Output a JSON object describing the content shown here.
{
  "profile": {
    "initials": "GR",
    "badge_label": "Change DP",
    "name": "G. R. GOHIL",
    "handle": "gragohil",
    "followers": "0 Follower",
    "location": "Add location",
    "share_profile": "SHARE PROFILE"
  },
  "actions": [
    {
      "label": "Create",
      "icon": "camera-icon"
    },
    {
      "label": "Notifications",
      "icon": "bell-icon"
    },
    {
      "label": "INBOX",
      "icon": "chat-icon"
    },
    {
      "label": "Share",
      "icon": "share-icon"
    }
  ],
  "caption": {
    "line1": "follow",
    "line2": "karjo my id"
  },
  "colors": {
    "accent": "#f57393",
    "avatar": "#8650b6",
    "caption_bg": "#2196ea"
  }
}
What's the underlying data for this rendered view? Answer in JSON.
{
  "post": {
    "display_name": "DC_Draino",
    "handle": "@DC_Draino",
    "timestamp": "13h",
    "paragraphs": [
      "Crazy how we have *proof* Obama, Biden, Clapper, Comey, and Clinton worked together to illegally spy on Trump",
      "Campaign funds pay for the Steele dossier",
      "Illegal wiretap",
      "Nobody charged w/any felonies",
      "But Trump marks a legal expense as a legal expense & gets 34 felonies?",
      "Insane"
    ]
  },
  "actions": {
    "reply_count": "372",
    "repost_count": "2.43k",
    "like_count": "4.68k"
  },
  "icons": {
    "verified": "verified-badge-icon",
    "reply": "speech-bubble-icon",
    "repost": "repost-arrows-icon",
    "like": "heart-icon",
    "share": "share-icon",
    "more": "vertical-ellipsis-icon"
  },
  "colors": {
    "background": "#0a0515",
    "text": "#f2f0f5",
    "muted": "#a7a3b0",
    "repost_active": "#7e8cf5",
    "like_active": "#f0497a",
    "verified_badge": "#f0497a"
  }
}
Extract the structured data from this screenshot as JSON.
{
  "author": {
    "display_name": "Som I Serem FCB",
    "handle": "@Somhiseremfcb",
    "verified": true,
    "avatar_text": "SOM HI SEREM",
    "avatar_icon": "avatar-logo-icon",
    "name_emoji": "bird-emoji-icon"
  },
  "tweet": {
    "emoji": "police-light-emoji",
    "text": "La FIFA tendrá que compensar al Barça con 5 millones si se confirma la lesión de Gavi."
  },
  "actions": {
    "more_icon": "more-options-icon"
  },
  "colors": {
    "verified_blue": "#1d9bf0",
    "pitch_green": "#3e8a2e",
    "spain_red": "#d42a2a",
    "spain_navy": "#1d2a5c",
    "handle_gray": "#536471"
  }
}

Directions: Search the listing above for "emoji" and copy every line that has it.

Answer to the exercise:
    "name_emoji": "bird-emoji-icon"
    "emoji": "police-light-emoji",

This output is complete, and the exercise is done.